Author: John D.M. Green

Publisher: UCL Press

ISBN:

Category: Social Science

Page: 454

View: 136

Olga Tufnell (1905–85) was a British archaeologist working in Egypt, Cyprus and Palestine in the 1920s and 1930s, a period often described as a golden age of archaeological discovery. For the first time, this book presents Olga’s account of her experiences in her own words. Based largely on letters home, the text is accompanied by dozens of photographs that shed light on personal experiences of travel and dig life at this extraordinary time. Introductory material by John D.M. Green and Ros Henry provides the social, historical, biographical and archaeological context for the overall narrative. The letters offer new insights into the social and professional networks and history of archaeological research, particularly for Palestine under the British Mandate. They provide insights into the role of foreign archaeologists, relationships with local workers and inhabitants, and the colonial framework within which they operated during turbulent times. This book will be an important resource for those studying the history of archaeology in the Eastern Mediterranean, particularly for the sites of Qau el-Kebir, Tell Fara, Tell el-‘Ajjul and Tell ed-Duweir (ancient Lachish). Moreover, Olga’s lively style makes this a fascinating personal account of archaeology and travel in the interwar era.
Archaeology

Olga Tufnell's 'perfect Journey'

Author: Jack Green (Museum curator)

Publisher:

ISBN:

Category: Archaeology

Page: 417

View: 864

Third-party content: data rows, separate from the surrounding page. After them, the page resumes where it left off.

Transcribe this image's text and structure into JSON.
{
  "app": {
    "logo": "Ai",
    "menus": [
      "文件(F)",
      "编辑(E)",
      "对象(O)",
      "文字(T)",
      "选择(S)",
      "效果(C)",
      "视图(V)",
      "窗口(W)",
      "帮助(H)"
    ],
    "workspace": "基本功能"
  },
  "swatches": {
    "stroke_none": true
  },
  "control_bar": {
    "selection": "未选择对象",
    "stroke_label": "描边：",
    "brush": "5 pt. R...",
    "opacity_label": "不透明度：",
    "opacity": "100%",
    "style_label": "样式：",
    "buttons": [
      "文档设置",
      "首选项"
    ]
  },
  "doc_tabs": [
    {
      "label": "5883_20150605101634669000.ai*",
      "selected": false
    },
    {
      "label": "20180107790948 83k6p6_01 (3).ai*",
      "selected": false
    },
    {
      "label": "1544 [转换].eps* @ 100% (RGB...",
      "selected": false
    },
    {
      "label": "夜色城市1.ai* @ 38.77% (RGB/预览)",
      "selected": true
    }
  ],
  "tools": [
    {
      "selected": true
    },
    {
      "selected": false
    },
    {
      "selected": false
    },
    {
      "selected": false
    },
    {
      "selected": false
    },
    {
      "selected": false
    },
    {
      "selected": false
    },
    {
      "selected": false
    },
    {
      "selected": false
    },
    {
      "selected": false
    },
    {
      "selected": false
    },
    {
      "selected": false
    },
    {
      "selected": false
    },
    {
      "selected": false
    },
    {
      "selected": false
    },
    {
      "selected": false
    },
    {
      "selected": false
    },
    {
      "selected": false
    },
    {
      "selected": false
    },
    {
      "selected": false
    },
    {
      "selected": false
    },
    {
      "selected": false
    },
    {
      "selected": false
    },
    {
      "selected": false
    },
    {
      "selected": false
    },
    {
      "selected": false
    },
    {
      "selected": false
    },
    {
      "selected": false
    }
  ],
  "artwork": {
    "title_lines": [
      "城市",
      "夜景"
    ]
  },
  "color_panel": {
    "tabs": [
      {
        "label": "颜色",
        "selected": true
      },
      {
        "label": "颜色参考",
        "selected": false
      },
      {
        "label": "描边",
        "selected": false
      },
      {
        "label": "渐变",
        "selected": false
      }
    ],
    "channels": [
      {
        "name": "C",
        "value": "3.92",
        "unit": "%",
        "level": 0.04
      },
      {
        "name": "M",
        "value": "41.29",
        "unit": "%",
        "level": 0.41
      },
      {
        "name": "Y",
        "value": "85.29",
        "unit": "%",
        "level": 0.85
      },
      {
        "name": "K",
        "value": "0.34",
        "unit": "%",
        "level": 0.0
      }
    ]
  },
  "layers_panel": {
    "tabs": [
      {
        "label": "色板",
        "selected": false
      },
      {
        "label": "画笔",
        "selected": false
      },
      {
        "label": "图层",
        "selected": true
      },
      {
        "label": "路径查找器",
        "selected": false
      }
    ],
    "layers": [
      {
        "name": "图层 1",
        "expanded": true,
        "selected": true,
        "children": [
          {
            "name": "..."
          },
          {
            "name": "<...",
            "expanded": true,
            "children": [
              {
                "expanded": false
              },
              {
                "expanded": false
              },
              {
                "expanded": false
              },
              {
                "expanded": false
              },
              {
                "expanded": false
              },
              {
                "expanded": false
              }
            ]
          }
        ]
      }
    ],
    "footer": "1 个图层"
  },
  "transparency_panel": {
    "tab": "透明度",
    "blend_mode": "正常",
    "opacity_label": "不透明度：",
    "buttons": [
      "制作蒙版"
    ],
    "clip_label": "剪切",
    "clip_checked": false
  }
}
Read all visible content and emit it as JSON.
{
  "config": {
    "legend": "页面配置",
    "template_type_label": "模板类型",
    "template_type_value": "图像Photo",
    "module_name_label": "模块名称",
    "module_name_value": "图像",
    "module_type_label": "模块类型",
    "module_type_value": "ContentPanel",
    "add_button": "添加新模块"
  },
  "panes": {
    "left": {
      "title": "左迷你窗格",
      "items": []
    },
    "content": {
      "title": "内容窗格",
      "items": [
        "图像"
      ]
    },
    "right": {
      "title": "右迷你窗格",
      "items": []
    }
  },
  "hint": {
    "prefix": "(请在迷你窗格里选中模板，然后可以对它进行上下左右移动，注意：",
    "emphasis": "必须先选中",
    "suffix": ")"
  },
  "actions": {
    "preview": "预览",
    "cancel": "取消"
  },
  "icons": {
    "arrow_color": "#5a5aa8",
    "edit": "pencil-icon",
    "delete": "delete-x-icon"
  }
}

Olga Tufnell (1905-85) was a British archaeologist working in Egypt, Cyprus and Palestine in the 1920s and 1930s, a period often described as a golden age of archaeological discovery. For the first time, this book presents Olga's account of her experiences in her own words. Based largely on letters home, the text is accompanied by dozens of photographs that shed light on personal experiences of travel and dig life at this extraordinary time. Introductory material by John D.M. Green and Ros Henry provides the social, historical, biographical and archaeological context for the overall narrative.The letters offer new insights into the social and professional networks and history of archaeological research, particularly for Palestine under the British Mandate. They provide insights into the role of foreign archaeologists, relationships with local workers and inhabitants, and the colonial framework within which they operated during turbulent times.This book will be an important resource for those studying the history of archaeology in the Eastern Mediterranean, particularly for the sites of Qau el-Kebir, Tell Fara, Tell el-'Ajjul and Tell ed-Duweir (ancient Lachish). Moreover, Olga's lively style makes this a fascinating personal account of archaeology and travel in the interwar era.